Segment Start: EXCERPTED RECORDS
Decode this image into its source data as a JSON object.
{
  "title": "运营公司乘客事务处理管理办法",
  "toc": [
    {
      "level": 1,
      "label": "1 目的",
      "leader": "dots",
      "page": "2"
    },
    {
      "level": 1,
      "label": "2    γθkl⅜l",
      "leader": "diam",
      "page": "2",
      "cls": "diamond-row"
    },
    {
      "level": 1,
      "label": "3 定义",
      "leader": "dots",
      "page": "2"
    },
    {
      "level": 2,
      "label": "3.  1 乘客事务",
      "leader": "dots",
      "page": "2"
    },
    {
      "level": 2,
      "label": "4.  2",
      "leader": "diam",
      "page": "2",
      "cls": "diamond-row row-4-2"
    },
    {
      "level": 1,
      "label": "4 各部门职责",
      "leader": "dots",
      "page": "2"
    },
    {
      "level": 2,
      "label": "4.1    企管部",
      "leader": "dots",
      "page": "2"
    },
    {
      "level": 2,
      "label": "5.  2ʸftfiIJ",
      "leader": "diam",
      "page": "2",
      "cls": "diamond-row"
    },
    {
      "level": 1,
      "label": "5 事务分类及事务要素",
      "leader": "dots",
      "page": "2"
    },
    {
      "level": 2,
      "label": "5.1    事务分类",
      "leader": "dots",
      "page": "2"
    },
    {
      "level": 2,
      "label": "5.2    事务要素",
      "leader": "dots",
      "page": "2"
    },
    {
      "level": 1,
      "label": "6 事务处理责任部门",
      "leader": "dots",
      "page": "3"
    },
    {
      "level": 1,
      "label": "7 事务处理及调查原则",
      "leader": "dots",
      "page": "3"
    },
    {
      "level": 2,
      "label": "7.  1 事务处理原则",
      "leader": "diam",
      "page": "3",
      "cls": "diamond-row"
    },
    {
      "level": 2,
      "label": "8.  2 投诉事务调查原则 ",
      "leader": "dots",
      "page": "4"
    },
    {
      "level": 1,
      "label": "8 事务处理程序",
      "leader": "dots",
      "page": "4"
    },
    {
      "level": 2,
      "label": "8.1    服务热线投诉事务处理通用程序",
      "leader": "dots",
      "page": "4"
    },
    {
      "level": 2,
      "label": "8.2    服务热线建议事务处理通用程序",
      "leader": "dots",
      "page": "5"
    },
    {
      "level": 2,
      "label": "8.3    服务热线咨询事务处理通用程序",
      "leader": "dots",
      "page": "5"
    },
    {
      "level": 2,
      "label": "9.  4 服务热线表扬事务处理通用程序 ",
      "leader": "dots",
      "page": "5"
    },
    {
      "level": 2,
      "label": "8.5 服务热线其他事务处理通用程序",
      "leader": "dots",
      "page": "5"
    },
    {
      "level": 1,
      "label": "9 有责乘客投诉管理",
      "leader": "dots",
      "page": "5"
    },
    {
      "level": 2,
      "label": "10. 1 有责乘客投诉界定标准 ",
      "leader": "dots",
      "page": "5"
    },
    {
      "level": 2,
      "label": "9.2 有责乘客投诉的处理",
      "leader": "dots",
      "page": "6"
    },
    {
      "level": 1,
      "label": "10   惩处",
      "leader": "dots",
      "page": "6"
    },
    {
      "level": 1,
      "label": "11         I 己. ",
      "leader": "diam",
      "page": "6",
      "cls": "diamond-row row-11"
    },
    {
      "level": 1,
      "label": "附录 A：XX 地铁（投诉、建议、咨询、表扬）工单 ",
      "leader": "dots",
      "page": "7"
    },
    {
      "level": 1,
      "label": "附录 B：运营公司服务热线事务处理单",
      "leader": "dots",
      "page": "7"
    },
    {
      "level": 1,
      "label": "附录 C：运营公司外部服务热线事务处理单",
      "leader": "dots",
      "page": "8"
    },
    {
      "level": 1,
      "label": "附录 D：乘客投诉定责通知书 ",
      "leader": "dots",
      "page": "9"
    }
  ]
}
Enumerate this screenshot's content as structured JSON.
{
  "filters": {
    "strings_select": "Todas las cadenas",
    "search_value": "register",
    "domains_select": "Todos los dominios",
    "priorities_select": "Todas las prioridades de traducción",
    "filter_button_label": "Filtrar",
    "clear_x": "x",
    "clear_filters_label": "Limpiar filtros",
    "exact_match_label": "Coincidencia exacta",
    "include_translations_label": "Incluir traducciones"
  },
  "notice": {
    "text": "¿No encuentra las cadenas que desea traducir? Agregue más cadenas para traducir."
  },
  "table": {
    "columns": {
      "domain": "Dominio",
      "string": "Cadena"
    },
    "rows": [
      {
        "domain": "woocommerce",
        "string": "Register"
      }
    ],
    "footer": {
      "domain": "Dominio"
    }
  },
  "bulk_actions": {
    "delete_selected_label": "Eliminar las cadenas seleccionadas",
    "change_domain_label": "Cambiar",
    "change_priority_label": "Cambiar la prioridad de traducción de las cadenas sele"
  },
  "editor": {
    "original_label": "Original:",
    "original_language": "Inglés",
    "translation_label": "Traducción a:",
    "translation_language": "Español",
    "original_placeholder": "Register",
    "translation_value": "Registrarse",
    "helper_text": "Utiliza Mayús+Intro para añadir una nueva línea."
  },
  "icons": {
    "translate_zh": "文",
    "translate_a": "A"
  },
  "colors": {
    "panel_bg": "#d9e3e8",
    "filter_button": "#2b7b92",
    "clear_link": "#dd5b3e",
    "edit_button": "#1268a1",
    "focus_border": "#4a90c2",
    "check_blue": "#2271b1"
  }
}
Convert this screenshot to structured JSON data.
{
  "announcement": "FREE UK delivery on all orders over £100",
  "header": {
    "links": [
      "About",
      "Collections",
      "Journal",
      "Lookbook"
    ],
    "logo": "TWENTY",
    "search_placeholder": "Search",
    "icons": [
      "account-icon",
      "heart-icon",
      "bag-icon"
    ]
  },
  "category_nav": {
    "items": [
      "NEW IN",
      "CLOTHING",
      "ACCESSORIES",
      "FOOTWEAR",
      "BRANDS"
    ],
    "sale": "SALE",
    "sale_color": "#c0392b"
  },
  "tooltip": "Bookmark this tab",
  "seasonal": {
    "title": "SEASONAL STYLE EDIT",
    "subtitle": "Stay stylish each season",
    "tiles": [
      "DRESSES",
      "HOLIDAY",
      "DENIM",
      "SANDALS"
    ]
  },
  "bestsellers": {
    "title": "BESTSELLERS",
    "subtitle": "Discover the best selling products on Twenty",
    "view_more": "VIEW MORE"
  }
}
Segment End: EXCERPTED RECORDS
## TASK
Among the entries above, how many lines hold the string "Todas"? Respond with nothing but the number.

## ANSWER TO THE PROBLEM
2